• **About this exercise**
Without changing a single word, output each entry.

(Dataset rows for apps and sites)
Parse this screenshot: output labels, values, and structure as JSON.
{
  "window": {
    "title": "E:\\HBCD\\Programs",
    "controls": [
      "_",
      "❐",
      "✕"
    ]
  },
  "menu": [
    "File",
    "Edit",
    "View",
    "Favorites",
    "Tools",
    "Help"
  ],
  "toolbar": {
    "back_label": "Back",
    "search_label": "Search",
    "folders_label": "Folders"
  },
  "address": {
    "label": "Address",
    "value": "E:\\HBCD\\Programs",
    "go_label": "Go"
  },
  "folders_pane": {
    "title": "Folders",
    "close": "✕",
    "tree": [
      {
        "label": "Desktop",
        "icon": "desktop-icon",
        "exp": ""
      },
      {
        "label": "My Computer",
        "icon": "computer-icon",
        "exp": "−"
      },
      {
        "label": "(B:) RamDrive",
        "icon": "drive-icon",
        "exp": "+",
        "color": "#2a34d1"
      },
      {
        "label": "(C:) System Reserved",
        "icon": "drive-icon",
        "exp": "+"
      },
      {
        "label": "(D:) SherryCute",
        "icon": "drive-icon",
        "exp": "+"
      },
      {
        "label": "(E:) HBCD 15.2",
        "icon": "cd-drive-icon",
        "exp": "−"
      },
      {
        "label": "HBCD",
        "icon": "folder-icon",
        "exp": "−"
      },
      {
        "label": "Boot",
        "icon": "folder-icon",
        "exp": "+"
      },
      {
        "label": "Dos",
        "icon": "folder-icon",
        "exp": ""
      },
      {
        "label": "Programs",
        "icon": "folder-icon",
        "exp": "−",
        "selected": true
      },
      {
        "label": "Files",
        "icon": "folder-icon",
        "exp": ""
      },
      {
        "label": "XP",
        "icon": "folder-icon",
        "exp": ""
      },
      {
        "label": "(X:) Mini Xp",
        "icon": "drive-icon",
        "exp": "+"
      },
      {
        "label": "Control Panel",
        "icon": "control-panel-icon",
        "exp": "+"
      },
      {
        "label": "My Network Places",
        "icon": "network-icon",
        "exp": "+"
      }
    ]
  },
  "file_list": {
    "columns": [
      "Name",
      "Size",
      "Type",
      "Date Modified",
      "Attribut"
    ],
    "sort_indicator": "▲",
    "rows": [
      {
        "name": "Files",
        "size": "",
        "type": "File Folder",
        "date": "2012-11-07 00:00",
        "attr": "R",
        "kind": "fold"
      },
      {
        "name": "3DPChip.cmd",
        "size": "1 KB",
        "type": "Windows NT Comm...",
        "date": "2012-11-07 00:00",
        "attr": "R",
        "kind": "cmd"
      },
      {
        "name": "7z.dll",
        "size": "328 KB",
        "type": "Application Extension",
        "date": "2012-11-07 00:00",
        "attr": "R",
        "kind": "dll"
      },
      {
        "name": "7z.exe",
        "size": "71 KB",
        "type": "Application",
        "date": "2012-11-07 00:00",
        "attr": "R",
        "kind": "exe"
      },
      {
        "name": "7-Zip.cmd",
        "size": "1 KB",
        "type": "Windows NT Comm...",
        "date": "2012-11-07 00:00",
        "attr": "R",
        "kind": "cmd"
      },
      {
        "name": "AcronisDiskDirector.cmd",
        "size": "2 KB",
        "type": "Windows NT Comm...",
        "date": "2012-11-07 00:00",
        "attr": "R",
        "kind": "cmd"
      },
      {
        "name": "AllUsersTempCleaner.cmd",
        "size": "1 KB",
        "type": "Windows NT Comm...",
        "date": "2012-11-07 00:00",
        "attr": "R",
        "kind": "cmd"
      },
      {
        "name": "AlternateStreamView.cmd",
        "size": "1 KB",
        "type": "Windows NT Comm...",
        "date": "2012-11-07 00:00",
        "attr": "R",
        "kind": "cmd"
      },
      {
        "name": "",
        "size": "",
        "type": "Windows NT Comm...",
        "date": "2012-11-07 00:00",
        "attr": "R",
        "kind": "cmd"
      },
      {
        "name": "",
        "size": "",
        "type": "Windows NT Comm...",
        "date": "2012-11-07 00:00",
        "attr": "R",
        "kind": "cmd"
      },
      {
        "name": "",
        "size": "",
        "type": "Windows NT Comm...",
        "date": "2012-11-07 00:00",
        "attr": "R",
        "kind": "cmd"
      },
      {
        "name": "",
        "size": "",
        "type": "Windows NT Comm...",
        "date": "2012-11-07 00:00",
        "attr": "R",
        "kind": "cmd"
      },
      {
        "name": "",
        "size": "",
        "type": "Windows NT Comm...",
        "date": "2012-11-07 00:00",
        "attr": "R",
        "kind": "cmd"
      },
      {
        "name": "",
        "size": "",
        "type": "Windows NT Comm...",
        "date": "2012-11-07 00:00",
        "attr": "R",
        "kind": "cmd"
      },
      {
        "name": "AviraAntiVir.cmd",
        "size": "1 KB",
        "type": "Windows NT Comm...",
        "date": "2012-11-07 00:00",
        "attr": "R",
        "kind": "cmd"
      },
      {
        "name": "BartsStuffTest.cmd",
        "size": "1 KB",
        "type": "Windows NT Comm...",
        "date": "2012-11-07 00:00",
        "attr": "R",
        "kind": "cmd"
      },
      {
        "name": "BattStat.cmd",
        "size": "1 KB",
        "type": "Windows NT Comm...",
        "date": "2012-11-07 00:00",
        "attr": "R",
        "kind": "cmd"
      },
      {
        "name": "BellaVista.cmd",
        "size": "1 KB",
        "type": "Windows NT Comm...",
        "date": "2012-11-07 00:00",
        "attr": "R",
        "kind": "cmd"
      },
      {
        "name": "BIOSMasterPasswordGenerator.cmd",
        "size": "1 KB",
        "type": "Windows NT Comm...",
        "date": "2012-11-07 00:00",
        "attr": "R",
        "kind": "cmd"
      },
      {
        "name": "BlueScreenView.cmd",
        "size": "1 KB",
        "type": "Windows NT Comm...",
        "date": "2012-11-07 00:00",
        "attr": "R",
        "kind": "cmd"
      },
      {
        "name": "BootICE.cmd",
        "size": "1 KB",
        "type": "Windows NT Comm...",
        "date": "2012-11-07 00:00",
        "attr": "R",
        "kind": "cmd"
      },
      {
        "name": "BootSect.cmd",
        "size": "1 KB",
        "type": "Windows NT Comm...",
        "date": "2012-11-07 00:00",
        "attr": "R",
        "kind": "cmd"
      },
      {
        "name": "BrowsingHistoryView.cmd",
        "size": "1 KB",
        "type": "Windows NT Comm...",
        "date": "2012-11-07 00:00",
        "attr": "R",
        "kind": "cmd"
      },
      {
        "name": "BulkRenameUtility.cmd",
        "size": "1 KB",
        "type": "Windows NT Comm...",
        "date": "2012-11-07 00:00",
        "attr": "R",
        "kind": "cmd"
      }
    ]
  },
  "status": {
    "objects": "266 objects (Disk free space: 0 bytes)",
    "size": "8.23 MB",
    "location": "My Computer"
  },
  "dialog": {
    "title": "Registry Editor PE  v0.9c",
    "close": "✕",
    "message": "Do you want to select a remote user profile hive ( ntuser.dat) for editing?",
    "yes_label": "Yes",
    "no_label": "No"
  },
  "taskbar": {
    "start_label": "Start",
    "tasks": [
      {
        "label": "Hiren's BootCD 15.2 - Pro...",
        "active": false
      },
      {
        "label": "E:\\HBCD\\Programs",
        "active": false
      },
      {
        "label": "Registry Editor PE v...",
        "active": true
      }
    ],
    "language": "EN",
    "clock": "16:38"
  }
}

• **Task answer**
Parse this screenshot: output labels, values, and structure as JSON.
{
  "window": {
    "title": "E:\\HBCD\\Programs",
    "controls": [
      "_",
      "❐",
      "✕"
    ]
  },
  "menu": [
    "File",
    "Edit",
    "View",
    "Favorites",
    "Tools",
    "Help"
  ],
  "toolbar": {
    "back_label": "Back",
    "search_label": "Search",
    "folders_label": "Folders"
  },
  "address": {
    "label": "Address",
    "value": "E:\\HBCD\\Programs",
    "go_label": "Go"
  },
  "folders_pane": {
    "title": "Folders",
    "close": "✕",
    "tree": [
      {
        "label": "Desktop",
        "icon": "desktop-icon",
        "exp": ""
      },
      {
        "label": "My Computer",
        "icon": "computer-icon",
        "exp": "−"
      },
      {
        "label": "(B:) RamDrive",
        "icon": "drive-icon",
        "exp": "+",
        "color": "#2a34d1"
      },
      {
        "label": "(C:) System Reserved",
        "icon": "drive-icon",
        "exp": "+"
      },
      {
        "label": "(D:) SherryCute",
        "icon": "drive-icon",
        "exp": "+"
      },
      {
        "label": "(E:) HBCD 15.2",
        "icon": "cd-drive-icon",
        "exp": "−"
      },
      {
        "label": "HBCD",
        "icon": "folder-icon",
        "exp": "−"
      },
      {
        "label": "Boot",
        "icon": "folder-icon",
        "exp": "+"
      },
      {
        "label": "Dos",
        "icon": "folder-icon",
        "exp": ""
      },
      {
        "label": "Programs",
        "icon": "folder-icon",
        "exp": "−",
        "selected": true
      },
      {
        "label": "Files",
        "icon": "folder-icon",
        "exp": ""
      },
      {
        "label": "XP",
        "icon": "folder-icon",
        "exp": ""
      },
      {
        "label": "(X:) Mini Xp",
        "icon": "drive-icon",
        "exp": "+"
      },
      {
        "label": "Control Panel",
        "icon": "control-panel-icon",
        "exp": "+"
      },
      {
        "label": "My Network Places",
        "icon": "network-icon",
        "exp": "+"
      }
    ]
  },
  "file_list": {
    "columns": [
      "Name",
      "Size",
      "Type",
      "Date Modified",
      "Attribut"
    ],
    "sort_indicator": "▲",
    "rows": [
      {
        "name": "Files",
        "size": "",
        "type": "File Folder",
        "date": "2012-11-07 00:00",
        "attr": "R",
        "kind": "fold"
      },
      {
        "name": "3DPChip.cmd",
        "size": "1 KB",
        "type": "Windows NT Comm...",
        "date": "2012-11-07 00:00",
        "attr": "R",
        "kind": "cmd"
      },
      {
        "name": "7z.dll",
        "size": "328 KB",
        "type": "Application Extension",
        "date": "2012-11-07 00:00",
        "attr": "R",
        "kind": "dll"
      },
      {
        "name": "7z.exe",
        "size": "71 KB",
        "type": "Application",
        "date": "2012-11-07 00:00",
        "attr": "R",
        "kind": "exe"
      },
      {
        "name": "7-Zip.cmd",
        "size": "1 KB",
        "type": "Windows NT Comm...",
        "date": "2012-11-07 00:00",
        "attr": "R",
        "kind": "cmd"
      },
      {
        "name": "AcronisDiskDirector.cmd",
        "size": "2 KB",
        "type": "Windows NT Comm...",
        "date": "2012-11-07 00:00",
        "attr": "R",
        "kind": "cmd"
      },
      {
        "name": "AllUsersTempCleaner.cmd",
        "size": "1 KB",
        "type": "Windows NT Comm...",
        "date": "2012-11-07 00:00",
        "attr": "R",
        "kind": "cmd"
      },
      {
        "name": "AlternateStreamView.cmd",
        "size": "1 KB",
        "type": "Windows NT Comm...",
        "date": "2012-11-07 00:00",
        "attr": "R",
        "kind": "cmd"
      },
      {
        "name": "",
        "size": "",
        "type": "Windows NT Comm...",
        "date": "2012-11-07 00:00",
        "attr": "R",
        "kind": "cmd"
      },
      {
        "name": "",
        "size": "",
        "type": "Windows NT Comm...",
        "date": "2012-11-07 00:00",
        "attr": "R",
        "kind": "cmd"
      },
      {
        "name": "",
        "size": "",
        "type": "Windows NT Comm...",
        "date": "2012-11-07 00:00",
        "attr": "R",
        "kind": "cmd"
      },
      {
        "name": "",
        "size": "",
        "type": "Windows NT Comm...",
        "date": "2012-11-07 00:00",
        "attr": "R",
        "kind": "cmd"
      },
      {
        "name": "",
        "size": "",
        "type": "Windows NT Comm...",
        "date": "2012-11-07 00:00",
        "attr": "R",
        "kind": "cmd"
      },
      {
        "name": "",
        "size": "",
        "type": "Windows NT Comm...",
        "date": "2012-11-07 00:00",
        "attr": "R",
        "kind": "cmd"
      },
      {
        "name": "AviraAntiVir.cmd",
        "size": "1 KB",
        "type": "Windows NT Comm...",
        "date": "2012-11-07 00:00",
        "attr": "R",
        "kind": "cmd"
      },
      {
        "name": "BartsStuffTest.cmd",
        "size": "1 KB",
        "type": "Windows NT Comm...",
        "date": "2012-11-07 00:00",
        "attr": "R",
        "kind": "cmd"
      },
      {
        "name": "BattStat.cmd",
        "size": "1 KB",
        "type": "Windows NT Comm...",
        "date": "2012-11-07 00:00",
        "attr": "R",
        "kind": "cmd"
      },
      {
        "name": "BellaVista.cmd",
        "size": "1 KB",
        "type": "Windows NT Comm...",
        "date": "2012-11-07 00:00",
        "attr": "R",
        "kind": "cmd"
      },
      {
        "name": "BIOSMasterPasswordGenerator.cmd",
        "size": "1 KB",
        "type": "Windows NT Comm...",
        "date": "2012-11-07 00:00",
        "attr": "R",
        "kind": "cmd"
      },
      {
        "name": "BlueScreenView.cmd",
        "size": "1 KB",
        "type": "Windows NT Comm...",
        "date": "2012-11-07 00:00",
        "attr": "R",
        "kind": "cmd"
      },
      {
        "name": "BootICE.cmd",
        "size": "1 KB",
        "type": "Windows NT Comm...",
        "date": "2012-11-07 00:00",
        "attr": "R",
        "kind": "cmd"
      },
      {
        "name": "BootSect.cmd",
        "size": "1 KB",
        "type": "Windows NT Comm...",
        "date": "2012-11-07 00:00",
        "attr": "R",
        "kind": "cmd"
      },
      {
        "name": "BrowsingHistoryView.cmd",
        "size": "1 KB",
        "type": "Windows NT Comm...",
        "date": "2012-11-07 00:00",
        "attr": "R",
        "kind": "cmd"
      },
      {
        "name": "BulkRenameUtility.cmd",
        "size": "1 KB",
        "type": "Windows NT Comm...",
        "date": "2012-11-07 00:00",
        "attr": "R",
        "kind": "cmd"
      }
    ]
  },
  "status": {
    "objects": "266 objects (Disk free space: 0 bytes)",
    "size": "8.23 MB",
    "location": "My Computer"
  },
  "dialog": {
    "title": "Registry Editor PE  v0.9c",
    "close": "✕",
    "message": "Do you want to select a remote user profile hive ( ntuser.dat) for editing?",
    "yes_label": "Yes",
    "no_label": "No"
  },
  "taskbar": {
    "start_label": "Start",
    "tasks": [
      {
        "label": "Hiren's BootCD 15.2 - Pro...",
        "active": false
      },
      {
        "label": "E:\\HBCD\\Programs",
        "active": false
      },
      {
        "label": "Registry Editor PE v...",
        "active": true
      }
    ],
    "language": "EN",
    "clock": "16:38"
  }
}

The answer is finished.